- As I use FlexRadio (F1.5K and F3K), I haven t found a way to turn OFF AGC. If I have just missed something, will someone please set me straight, as I WANT toMessage 1 of 10 , Sep 24, 2013View Source
As I use FlexRadio (F1.5K and F3K), I haven't found a way to turn OFF AGC. If I have just missed something, will someone please set me straight, as I WANT to turn it off!
---In firstname.lastname@example.org, <k7aat.ed@...> wrote:
For the record on this discussion, I too do NOT run with AGC turned on. I use a SignaLink USB interface and set it to show a signal level on WSJTX of between 20 and 30dB. I believe that is the recommended range of Joe, the author.
Additional, I will grant that I have not played with my radios fine filter system to see if that helps. Been busy this weekend. Will experiment later.
There should never be a time when adjacent signals blank the graphical display while operating digital modes. If this is happening, I would think there are somethings wrong in your settings. I never run AGC. RF gain needs to be set to the lowest point you can set it, as it increases the noise levels.
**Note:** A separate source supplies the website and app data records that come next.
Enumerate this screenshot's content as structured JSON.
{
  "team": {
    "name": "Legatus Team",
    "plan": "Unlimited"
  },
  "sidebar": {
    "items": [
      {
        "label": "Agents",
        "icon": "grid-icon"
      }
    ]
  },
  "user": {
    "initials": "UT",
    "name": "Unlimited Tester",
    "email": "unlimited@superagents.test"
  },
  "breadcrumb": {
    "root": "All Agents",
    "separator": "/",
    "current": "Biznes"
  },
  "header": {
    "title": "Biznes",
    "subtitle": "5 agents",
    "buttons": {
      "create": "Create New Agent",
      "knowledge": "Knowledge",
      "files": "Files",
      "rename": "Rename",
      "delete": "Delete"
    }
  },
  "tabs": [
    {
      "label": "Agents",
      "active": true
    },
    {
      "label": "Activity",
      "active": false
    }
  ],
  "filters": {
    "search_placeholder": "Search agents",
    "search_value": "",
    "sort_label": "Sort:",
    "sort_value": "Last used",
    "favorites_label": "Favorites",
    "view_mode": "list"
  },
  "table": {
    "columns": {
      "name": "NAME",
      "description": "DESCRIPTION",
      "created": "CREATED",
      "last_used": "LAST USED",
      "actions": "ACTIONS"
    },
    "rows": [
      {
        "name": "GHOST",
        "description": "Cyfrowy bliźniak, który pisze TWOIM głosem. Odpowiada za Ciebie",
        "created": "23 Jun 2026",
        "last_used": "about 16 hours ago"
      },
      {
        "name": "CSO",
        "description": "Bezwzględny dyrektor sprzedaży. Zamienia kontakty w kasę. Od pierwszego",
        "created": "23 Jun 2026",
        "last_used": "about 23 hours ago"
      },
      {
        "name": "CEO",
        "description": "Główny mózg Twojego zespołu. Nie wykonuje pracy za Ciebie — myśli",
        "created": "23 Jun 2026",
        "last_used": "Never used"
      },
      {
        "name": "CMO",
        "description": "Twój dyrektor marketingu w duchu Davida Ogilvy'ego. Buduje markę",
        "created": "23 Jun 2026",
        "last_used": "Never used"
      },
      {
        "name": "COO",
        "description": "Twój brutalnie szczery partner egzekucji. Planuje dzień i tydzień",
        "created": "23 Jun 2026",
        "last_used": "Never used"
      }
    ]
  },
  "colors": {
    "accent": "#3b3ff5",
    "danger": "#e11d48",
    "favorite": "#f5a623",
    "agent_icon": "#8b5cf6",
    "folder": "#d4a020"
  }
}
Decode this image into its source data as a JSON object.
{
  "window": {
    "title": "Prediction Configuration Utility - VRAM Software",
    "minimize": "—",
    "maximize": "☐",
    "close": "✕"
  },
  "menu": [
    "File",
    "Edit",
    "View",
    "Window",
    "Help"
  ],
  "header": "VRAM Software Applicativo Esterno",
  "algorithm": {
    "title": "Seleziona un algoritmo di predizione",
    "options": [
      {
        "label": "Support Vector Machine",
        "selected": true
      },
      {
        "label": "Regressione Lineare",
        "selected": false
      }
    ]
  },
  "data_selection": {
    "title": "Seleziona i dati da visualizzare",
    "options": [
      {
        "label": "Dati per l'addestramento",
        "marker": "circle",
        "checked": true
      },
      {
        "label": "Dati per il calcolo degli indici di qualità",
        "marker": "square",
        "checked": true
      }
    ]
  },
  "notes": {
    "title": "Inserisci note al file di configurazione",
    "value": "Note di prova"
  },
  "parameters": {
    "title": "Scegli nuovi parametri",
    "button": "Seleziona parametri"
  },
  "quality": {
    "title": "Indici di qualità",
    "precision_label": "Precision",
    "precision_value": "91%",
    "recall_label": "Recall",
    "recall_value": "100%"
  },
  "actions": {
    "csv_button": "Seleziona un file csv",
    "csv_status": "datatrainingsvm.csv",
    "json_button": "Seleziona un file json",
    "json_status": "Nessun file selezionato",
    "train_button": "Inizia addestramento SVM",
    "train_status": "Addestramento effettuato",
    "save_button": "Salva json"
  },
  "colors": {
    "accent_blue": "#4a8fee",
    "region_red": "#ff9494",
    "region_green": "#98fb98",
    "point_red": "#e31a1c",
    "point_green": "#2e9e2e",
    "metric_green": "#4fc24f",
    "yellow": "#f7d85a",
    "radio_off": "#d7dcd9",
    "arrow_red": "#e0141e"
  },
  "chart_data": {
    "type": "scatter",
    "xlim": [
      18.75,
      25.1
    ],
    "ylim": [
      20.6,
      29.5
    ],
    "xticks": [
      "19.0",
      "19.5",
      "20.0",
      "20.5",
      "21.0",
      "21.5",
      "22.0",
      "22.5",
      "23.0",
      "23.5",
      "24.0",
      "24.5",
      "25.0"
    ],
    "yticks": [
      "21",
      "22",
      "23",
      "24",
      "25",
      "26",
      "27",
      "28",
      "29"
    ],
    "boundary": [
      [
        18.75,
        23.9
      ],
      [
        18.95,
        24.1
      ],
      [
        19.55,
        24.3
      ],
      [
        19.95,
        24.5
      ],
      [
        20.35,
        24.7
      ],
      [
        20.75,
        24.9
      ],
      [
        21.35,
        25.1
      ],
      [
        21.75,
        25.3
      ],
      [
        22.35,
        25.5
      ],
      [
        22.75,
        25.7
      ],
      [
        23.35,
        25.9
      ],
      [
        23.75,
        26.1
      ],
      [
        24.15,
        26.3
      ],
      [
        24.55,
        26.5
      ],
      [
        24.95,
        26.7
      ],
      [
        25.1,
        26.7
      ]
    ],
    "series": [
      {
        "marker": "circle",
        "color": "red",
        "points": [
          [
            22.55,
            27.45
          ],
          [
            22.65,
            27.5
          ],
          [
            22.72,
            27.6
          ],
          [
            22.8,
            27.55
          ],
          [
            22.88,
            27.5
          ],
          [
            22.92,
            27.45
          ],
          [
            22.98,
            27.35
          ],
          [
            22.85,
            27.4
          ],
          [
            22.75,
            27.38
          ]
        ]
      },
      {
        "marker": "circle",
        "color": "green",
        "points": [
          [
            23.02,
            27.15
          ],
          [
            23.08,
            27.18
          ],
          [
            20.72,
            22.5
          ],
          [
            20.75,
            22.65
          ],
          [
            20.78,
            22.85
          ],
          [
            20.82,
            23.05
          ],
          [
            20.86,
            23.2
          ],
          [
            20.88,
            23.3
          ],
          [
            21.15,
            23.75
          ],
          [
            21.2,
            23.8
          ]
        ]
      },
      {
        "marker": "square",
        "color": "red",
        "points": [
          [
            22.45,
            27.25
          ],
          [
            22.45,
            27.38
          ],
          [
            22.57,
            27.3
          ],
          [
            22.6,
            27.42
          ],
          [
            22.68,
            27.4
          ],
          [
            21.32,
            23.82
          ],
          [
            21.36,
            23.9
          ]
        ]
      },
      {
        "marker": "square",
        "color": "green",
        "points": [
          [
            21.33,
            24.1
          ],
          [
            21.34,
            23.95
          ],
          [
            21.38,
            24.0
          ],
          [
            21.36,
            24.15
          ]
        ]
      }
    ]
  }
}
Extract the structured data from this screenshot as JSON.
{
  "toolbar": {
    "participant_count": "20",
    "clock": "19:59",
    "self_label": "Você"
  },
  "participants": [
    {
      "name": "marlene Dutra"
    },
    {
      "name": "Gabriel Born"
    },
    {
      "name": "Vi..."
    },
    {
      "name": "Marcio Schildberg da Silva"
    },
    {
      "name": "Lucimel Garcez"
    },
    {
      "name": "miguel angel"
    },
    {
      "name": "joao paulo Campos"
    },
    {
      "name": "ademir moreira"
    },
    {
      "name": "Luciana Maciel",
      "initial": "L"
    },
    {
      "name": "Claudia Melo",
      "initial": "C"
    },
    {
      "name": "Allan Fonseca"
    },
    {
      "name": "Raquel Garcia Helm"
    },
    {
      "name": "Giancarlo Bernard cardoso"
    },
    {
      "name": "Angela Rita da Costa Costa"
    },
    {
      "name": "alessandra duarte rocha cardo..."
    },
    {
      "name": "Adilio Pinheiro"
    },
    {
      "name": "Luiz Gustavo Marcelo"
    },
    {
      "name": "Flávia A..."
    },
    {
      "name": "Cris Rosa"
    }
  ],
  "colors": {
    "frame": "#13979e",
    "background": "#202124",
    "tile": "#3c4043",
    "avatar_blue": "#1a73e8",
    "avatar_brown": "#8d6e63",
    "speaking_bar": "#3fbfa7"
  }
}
A check of your sound card settings is in order and if you use the Mic input be sure the Mic boost is off. The only time a signal should mess with the display is if it is very close to you in distance. Copying very weak stations is also more about the loss in your coax or switches, or even your tuner. I have used several radios and different computers and sound cards, in the past 20 years I have been on digital modes and never had the problem described.
From: Bob <wb4son@...>
Sent: Sunday, September 22, 2013 9:14 PM
Subject: Re: [wsjtgroup] To the party that just told me "less pwr" on 15M
Quoting: "The problem I have, and one that has no solution I believe, is that these strong +12 signals blank my graphical display, and I assume also block much weaker signals from being decoded. Turning down the RF gain is not going to help copying the weak stations I am trying to decode. I cannot operate if such a station is booming in. Fortunately it seems to be a fairly rare occurrence so far."
First, to put this in perspective, let me give you a slightly different situation. I'm operating during a contest and desperately want to work that rare DX station that is calling CQ in the 100 Hz gap between two KW stations with 7 element beams on 150 foot towers. Now I might not be able to copy that rare DX station given the strong adjacent signals. I might "wish" that the two strong stations would just go away, but I certainly have NO right to ask either of them to QSY or reduce power, or stop what they are doing for my sake.
Second, what you see on the display is just that -- what is on the display. It is a visual aid. It has nothing to do with how the signals are decoded by WSJT -- fat signals on the display mean nothing other than the signal is so strong it still has energy across several bins.
HOWEVER, and this is often the problem, if you do have one or two very strong signals, AND you have your AGC turned on, then you might have your RF gain automatically reduced to the point that you can't decode the desired signal. There are two solutions:
First: Turn your AGC off and reduce your RF gain to the point where your receiver no longer overloads from the strongest signals. That has helped me many times.
Second: Use your filters. Narrow the passband so that the strong signals are no longer in the passband. Or use your notch filter to take them out. Use of the filters almost always works.
I'm sympathetic -- It would be a great world if all signals were -12, but they aren't. Different paths make some weaker and some stronger. Sometimes folks do run excessive power. Others start sending RTTY in the JT65/JT9 area. But it really is our job, as operators on "the other side" to do our best with the tools we have to work the ones we want.